A: There is almost no difference. They can shift [allegiances] anytime. It’s the same school; you are feeding the same ideology. Then, when you move these Salafi students from the academic phase to the fighting phase, it just depends on which “infidels” they point them to - whether it’s the state, Americans, Shi’a. At the same time, UAE intelligence has assassinated all the important leaders of the Salafi movements in Aden and the South, and they put in their place those who are loyal. They’ve cleansed the ranks. Ninety percent of the Salafi school leaders who defended Aden against the Houthis in 2015 have been assassinated. The UAE wants to clean out the famous leaders - those big, knowledgable sheikhs with huge followings and respect. They cleaned the scene, just like they did with independent media, keeping just those who are loyal to them. In the end, the UAE and the Saudis cannot fully control them. They do their best, but as always, it’s like playing with fire. The Salafis can easily turn against UAE or Saudi interests and fight against them. This happened in Aden, and many other parts of Yemen since the war started.  

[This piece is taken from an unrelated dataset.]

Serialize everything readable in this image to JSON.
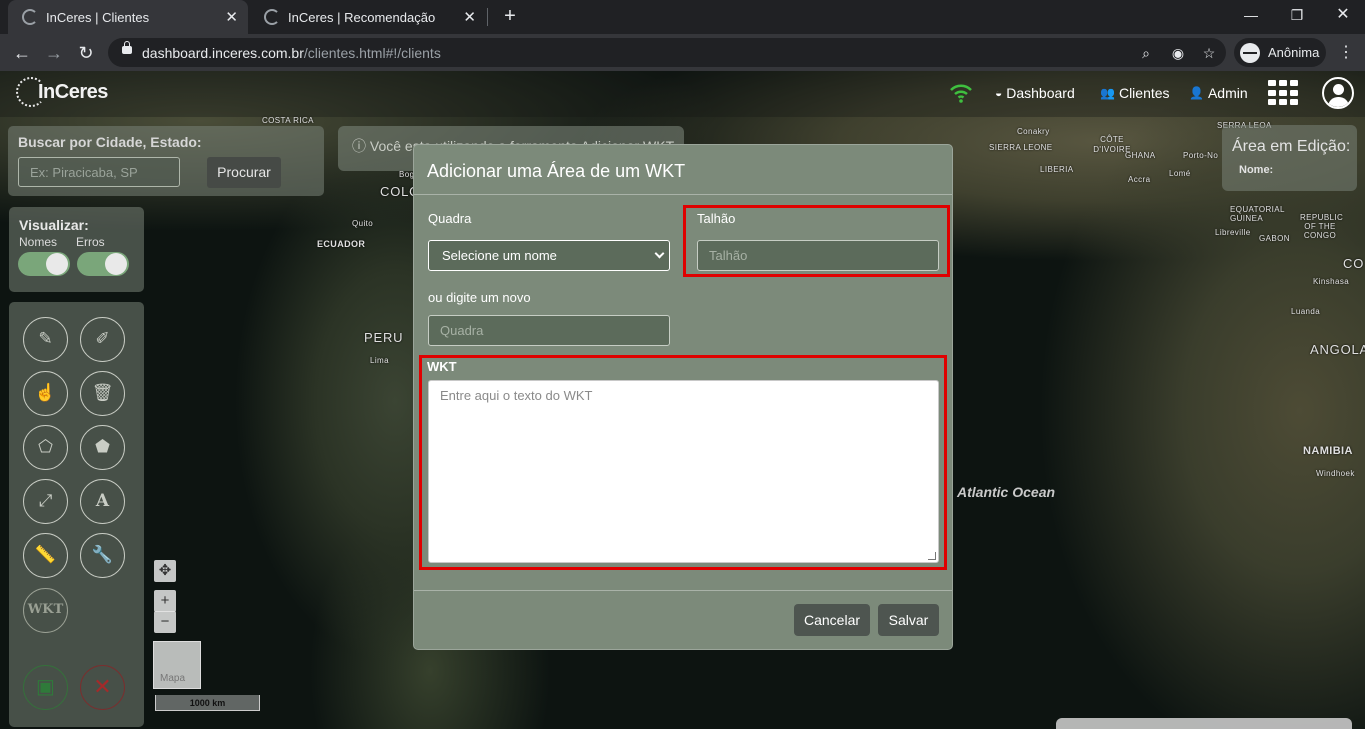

United Nations Special Envoy for Yemen Martin Griffiths arrives for peace talks (photo courtesey AFP). 

MB: Martin Griffiths, the UN Special Envoy for Yemen, just came back from talks with the warring parties in Yemen and reported that there’s a “strong desire for peace.” Is that your sense, as well?   

A: Yes. He’s doing good work so far. Behind the scenes, the British and the French helped start all this mess, and now I think everyone is putting pressure on them to clean it up. But there’s a problem, because the UAE wants to keep fighting. They have their own interests and agendas - it’s the new colonialism and struggle to be on top of the regional world order. It looks like Saudi Arabia is ready to reach an agreement - everyone is ready, including the Houthis - except for the United Arab Emirates. They never dreamed of such gains as they’ve achieved - in terms of gas, oil, seaports. Or maybe it is their role within the Coalition to continue to put pressure on the Houthis until there is a final deal. The Saudi Army is useless. The UAE’s achievements since the start of the war, by contrast, have been impressive. The Emiratis are the new masters in the region, for sure. 

Feature image - a massive march in Sana'a, Yemen's capital, marking the 3rd anniversary of the war - courtesey Al-Thalra Net.